The process starts with liquid helium to get down to a few kelvin, and then it gets pretty complicated. Basically, the researchers apply and then remove powerful magnetic fields, which causes a temperature drop in certain materials. In this case, some bits of the metal rhodium.
“It’s not very small,” Hakonen said. “I mean, it’s two grams of metal.”
It took decades of work to get those two grams of metal that cold, and years to even measure it after it was achieved. And there are other labs always striving to go colder, to add another zero after the decimal point.
But it’s not as if scientists are out there freezing things just for the sake of an announcing an impressively small number.

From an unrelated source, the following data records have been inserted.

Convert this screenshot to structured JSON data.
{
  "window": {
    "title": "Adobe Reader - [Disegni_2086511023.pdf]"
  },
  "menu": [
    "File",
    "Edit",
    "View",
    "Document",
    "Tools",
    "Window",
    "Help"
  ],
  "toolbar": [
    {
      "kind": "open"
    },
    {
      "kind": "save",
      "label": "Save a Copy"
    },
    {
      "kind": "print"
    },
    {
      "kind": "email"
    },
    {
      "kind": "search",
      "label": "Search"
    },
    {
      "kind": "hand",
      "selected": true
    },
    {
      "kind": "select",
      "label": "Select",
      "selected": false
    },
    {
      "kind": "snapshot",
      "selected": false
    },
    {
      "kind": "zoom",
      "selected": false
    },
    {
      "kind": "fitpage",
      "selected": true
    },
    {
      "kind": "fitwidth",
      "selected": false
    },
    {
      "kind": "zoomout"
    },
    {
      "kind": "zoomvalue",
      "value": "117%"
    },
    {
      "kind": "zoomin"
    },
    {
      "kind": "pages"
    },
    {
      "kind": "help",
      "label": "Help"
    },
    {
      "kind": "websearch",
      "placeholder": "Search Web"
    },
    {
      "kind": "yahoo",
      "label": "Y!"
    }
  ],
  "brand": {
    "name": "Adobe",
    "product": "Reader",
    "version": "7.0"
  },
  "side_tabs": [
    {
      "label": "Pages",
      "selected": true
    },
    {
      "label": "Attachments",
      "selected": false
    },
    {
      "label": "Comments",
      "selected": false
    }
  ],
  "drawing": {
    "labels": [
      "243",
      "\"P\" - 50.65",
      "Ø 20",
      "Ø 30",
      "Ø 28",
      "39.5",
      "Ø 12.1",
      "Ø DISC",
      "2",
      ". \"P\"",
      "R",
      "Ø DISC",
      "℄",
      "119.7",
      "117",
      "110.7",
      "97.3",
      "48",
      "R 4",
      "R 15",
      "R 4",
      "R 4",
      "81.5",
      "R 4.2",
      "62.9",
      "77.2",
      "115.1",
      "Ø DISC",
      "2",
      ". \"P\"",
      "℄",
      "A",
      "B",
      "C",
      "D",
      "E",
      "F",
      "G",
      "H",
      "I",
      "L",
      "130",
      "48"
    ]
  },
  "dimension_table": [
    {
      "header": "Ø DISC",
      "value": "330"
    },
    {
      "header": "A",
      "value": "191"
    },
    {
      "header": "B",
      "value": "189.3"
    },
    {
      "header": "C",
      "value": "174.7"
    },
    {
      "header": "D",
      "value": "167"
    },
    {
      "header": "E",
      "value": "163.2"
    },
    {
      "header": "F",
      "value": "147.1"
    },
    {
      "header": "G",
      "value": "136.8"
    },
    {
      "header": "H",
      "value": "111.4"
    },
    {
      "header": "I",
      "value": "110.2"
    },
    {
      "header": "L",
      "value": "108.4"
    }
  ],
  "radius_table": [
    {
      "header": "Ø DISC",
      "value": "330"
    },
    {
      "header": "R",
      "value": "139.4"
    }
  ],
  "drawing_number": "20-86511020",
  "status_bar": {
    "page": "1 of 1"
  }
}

“You always want to have some kind of physical question that you want to test in the experiments, and the record temperatures, they are then byproducts of the research,” Hakonen said.
When things get very cold at the subatomic level, he said, a kind of mask falls away.
“If you do research at room temperature, then many things are masked by the thermal motion of atoms,” he said. “But when you go to lower temperatures, then you get rid of this, and you can really study the basic properties of material.”
The more scientists learn about cold, the lower they can go, and the more they can uncover about the fundamental nature of everything. It’s pretty cool.